Return the entries below word for word. No picture belongs in the copy.

Extracted records

◇ ◇ ◇

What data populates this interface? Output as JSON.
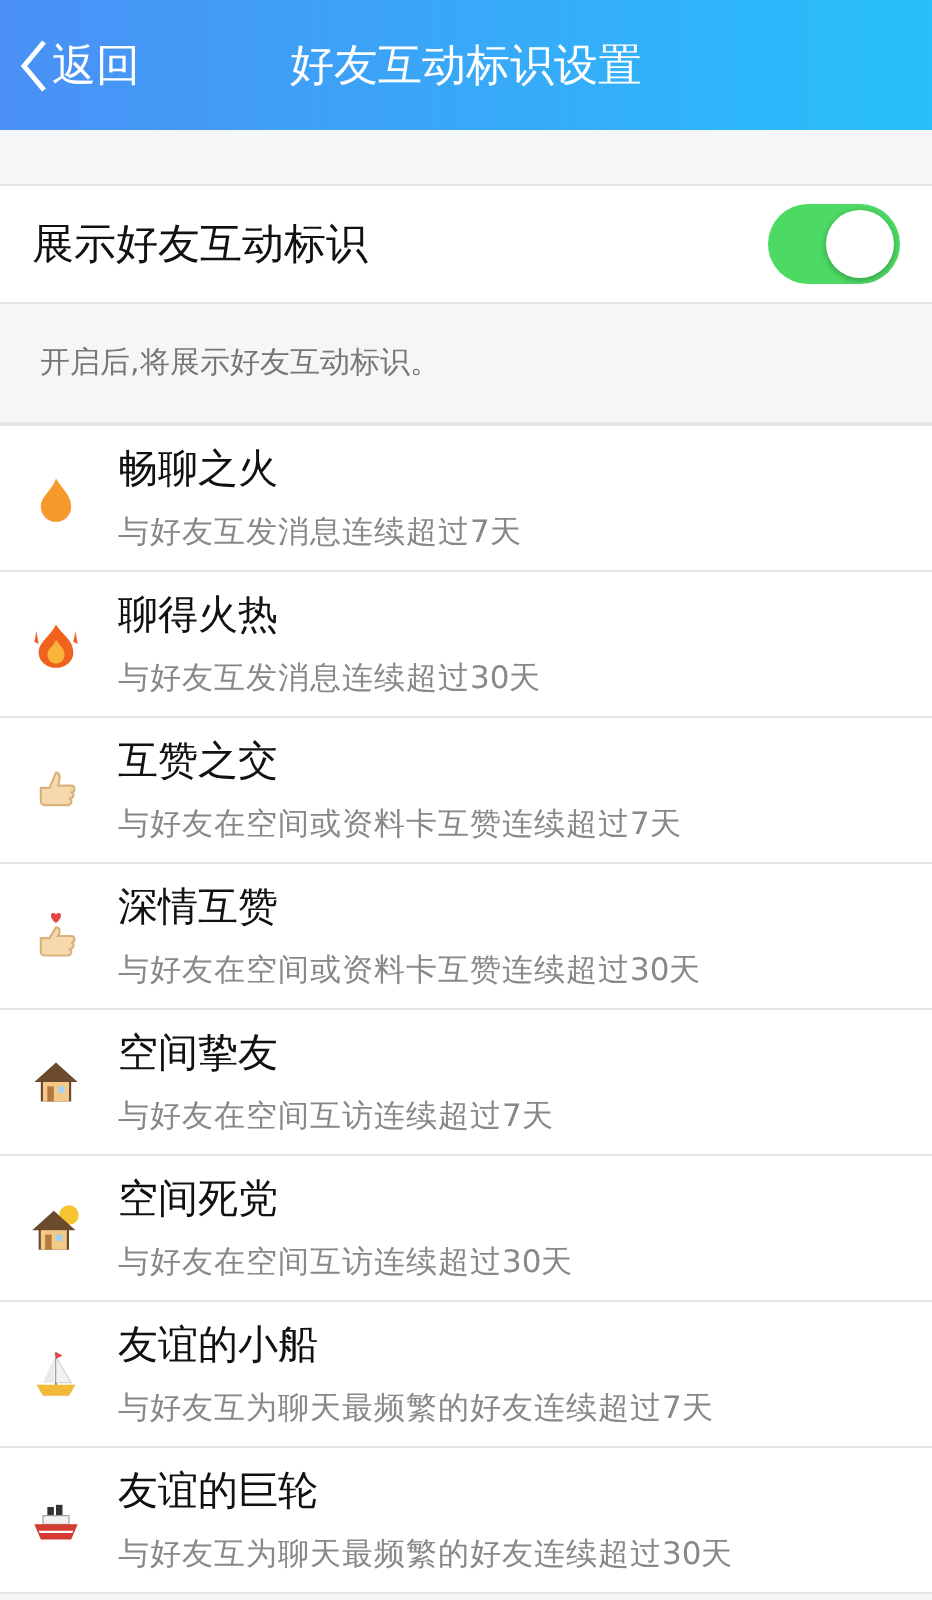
{
  "header": {
    "back": "返回",
    "title": "好友互动标识设置"
  },
  "toggle": {
    "label": "展示好友互动标识",
    "on": true
  },
  "hint": "开启后,将展示好友互动标识。",
  "badges": [
    {
      "kind": "flame",
      "name": "畅聊之火",
      "desc": "与好友互发消息连续超过7天"
    },
    {
      "kind": "flames",
      "name": "聊得火热",
      "desc": "与好友互发消息连续超过30天"
    },
    {
      "kind": "thumb",
      "name": "互赞之交",
      "desc": "与好友在空间或资料卡互赞连续超过7天"
    },
    {
      "kind": "thumb-heart",
      "name": "深情互赞",
      "desc": "与好友在空间或资料卡互赞连续超过30天"
    },
    {
      "kind": "house",
      "name": "空间挚友",
      "desc": "与好友在空间互访连续超过7天"
    },
    {
      "kind": "house-sun",
      "name": "空间死党",
      "desc": "与好友在空间互访连续超过30天"
    },
    {
      "kind": "sailboat",
      "name": "友谊的小船",
      "desc": "与好友互为聊天最频繁的好友连续超过7天"
    },
    {
      "kind": "ship",
      "name": "友谊的巨轮",
      "desc": "与好友互为聊天最频繁的好友连续超过30天"
    }
  ]
}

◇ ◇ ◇

Solution for this exercise:
What data populates this interface? Output as JSON.
{
  "header": {
    "back": "返回",
    "title": "好友互动标识设置"
  },
  "toggle": {
    "label": "展示好友互动标识",
    "on": true
  },
  "hint": "开启后,将展示好友互动标识。",
  "badges": [
    {
      "kind": "flame",
      "name": "畅聊之火",
      "desc": "与好友互发消息连续超过7天"
    },
    {
      "kind": "flames",
      "name": "聊得火热",
      "desc": "与好友互发消息连续超过30天"
    },
    {
      "kind": "thumb",
      "name": "互赞之交",
      "desc": "与好友在空间或资料卡互赞连续超过7天"
    },
    {
      "kind": "thumb-heart",
      "name": "深情互赞",
      "desc": "与好友在空间或资料卡互赞连续超过30天"
    },
    {
      "kind": "house",
      "name": "空间挚友",
      "desc": "与好友在空间互访连续超过7天"
    },
    {
      "kind": "house-sun",
      "name": "空间死党",
      "desc": "与好友在空间互访连续超过30天"
    },
    {
      "kind": "sailboat",
      "name": "友谊的小船",
      "desc": "与好友互为聊天最频繁的好友连续超过7天"
    },
    {
      "kind": "ship",
      "name": "友谊的巨轮",
      "desc": "与好友互为聊天最频繁的好友连续超过30天"
    }
  ]
}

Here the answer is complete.